[RECORDS SUPPLIED]
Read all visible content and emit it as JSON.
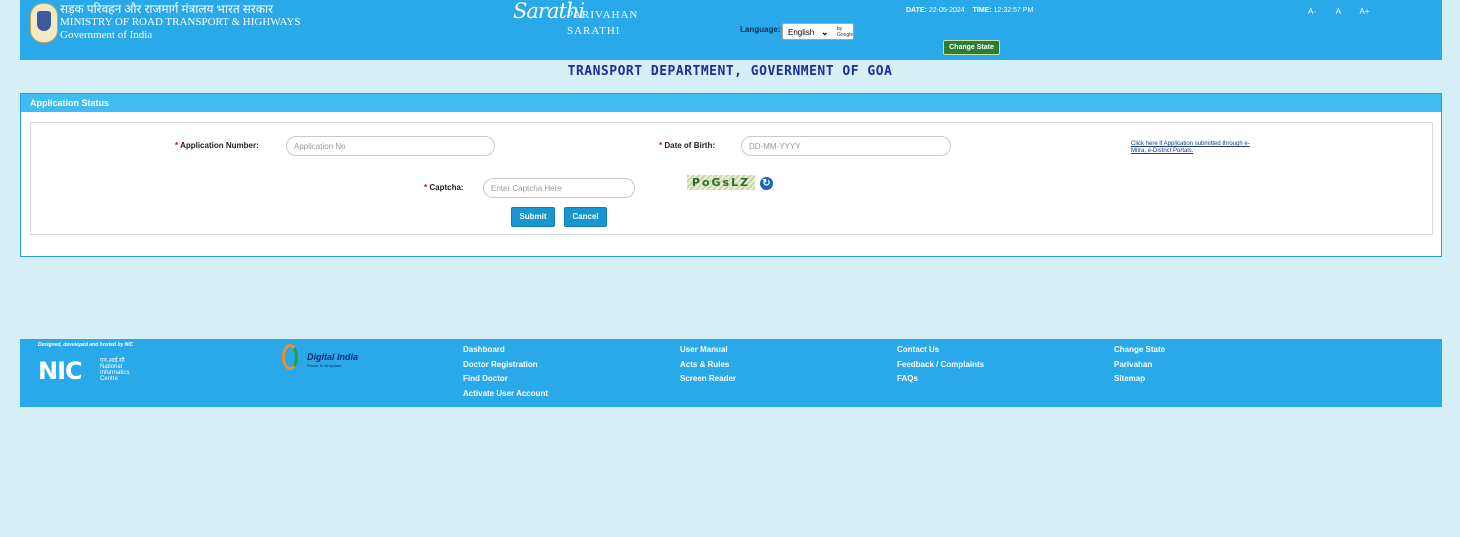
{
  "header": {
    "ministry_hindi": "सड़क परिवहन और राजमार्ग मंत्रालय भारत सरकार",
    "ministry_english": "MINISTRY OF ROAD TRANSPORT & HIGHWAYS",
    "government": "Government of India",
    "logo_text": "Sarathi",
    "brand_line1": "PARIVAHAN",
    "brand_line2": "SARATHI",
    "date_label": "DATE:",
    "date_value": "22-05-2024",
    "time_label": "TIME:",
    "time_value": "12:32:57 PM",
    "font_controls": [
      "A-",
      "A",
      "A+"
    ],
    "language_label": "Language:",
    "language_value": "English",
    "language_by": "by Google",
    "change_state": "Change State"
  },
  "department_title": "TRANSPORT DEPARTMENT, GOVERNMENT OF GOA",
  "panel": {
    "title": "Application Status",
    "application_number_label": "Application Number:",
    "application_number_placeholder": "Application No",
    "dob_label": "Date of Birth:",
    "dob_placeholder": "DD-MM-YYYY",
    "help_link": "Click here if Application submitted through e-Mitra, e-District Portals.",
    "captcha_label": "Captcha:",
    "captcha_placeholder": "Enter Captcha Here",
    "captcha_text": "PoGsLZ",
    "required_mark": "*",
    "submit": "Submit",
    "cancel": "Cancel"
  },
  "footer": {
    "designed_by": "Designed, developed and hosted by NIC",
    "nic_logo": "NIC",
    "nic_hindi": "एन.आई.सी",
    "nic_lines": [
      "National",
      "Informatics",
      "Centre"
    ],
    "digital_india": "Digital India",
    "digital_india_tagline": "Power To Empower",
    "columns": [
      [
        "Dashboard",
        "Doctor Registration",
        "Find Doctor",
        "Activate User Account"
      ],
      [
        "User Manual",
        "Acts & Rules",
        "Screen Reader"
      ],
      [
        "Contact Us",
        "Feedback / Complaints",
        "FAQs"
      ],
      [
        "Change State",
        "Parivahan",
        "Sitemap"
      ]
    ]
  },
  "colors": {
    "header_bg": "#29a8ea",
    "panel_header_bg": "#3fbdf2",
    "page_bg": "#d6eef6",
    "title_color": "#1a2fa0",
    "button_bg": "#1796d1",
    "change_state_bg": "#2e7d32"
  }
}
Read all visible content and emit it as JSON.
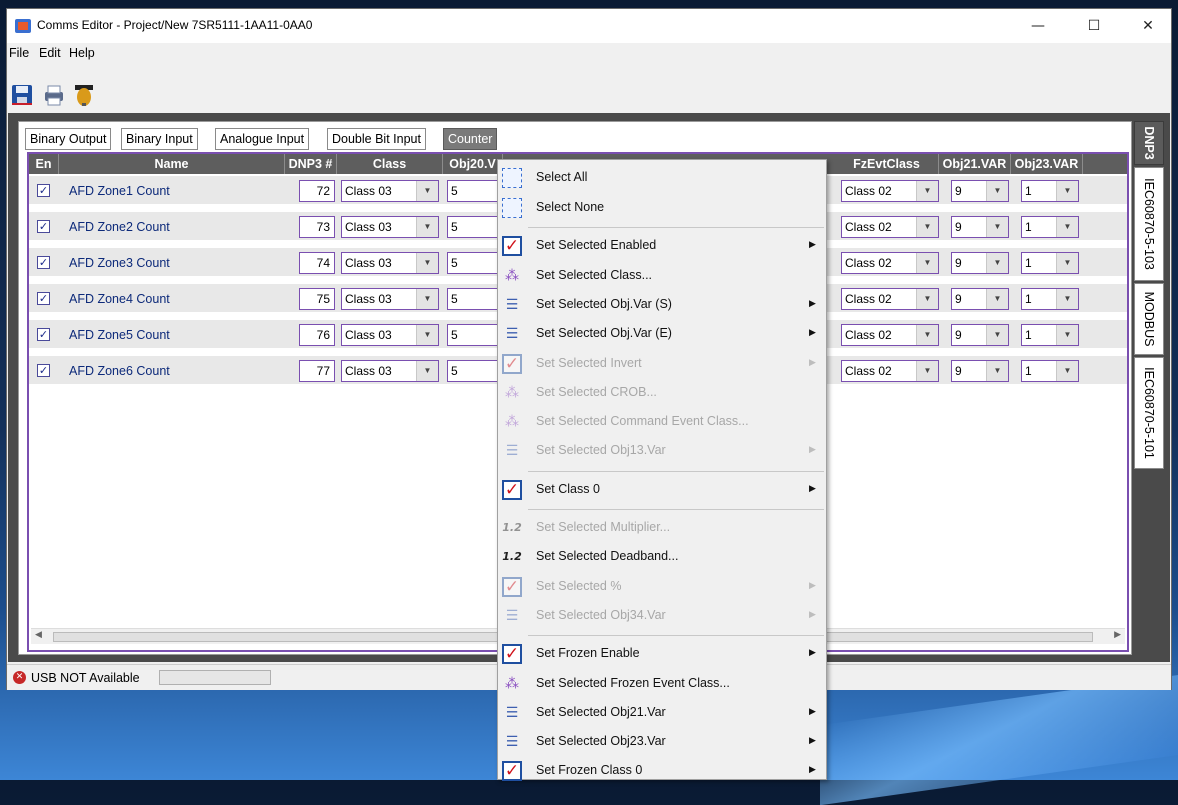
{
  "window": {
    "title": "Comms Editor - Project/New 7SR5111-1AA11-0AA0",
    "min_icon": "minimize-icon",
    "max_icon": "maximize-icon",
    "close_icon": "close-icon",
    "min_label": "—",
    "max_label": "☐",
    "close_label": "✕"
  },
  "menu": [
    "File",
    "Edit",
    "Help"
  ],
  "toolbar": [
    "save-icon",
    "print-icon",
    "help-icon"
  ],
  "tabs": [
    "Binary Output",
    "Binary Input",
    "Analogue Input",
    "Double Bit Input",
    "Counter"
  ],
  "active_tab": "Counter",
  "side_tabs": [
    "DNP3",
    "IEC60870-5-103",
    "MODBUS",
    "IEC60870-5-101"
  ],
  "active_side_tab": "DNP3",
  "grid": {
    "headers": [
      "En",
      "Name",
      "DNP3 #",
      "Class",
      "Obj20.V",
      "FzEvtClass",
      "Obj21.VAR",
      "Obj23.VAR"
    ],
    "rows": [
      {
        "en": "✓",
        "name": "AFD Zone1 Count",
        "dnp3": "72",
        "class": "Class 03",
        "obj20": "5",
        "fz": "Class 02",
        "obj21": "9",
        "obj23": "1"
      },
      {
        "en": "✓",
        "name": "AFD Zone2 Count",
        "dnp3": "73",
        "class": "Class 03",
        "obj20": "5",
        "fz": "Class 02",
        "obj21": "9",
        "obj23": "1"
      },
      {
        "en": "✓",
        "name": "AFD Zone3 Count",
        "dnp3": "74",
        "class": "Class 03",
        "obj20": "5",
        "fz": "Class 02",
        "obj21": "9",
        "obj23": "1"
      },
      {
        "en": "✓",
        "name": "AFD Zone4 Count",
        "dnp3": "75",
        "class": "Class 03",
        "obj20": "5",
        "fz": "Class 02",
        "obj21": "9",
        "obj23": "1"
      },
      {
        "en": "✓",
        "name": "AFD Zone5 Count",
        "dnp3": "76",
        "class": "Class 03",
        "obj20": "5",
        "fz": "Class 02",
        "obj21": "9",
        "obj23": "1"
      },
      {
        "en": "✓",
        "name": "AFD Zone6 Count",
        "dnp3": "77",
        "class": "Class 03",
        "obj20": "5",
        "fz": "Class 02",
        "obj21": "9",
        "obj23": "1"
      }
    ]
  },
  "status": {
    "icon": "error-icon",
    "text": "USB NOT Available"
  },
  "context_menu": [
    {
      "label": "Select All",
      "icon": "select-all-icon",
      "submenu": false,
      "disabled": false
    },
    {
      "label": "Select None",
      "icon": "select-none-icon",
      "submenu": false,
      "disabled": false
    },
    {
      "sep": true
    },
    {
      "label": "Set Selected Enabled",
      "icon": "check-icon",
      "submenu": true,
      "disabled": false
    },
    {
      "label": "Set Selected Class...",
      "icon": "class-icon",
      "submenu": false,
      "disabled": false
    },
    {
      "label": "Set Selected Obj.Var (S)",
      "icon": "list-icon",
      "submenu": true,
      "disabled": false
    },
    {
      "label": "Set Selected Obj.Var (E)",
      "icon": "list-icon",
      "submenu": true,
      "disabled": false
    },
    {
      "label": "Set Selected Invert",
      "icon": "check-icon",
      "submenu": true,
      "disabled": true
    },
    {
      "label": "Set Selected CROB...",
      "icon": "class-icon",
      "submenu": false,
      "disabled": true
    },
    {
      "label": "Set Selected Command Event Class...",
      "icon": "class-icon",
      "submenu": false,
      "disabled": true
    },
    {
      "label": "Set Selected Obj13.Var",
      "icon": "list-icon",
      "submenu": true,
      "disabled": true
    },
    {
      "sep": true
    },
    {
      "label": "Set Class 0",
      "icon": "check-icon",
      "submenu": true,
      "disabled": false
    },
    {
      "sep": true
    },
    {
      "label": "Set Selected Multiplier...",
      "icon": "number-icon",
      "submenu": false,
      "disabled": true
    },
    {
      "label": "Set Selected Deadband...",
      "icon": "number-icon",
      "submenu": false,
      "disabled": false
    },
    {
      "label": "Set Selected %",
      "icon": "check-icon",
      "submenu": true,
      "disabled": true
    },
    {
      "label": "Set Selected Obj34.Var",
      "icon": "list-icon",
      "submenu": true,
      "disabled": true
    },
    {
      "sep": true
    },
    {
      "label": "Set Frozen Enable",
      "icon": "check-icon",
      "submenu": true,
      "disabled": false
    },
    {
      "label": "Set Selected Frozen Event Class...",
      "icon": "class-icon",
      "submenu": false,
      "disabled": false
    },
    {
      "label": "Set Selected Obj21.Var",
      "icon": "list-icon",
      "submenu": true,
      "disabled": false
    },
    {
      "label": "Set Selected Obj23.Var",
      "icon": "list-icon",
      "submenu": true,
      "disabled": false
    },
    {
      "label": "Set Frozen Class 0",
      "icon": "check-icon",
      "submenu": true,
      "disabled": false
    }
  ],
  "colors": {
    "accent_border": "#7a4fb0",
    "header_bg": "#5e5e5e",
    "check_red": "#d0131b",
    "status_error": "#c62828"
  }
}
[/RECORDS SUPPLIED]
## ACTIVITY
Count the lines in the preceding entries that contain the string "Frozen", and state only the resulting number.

## YOUR RESPONSE
3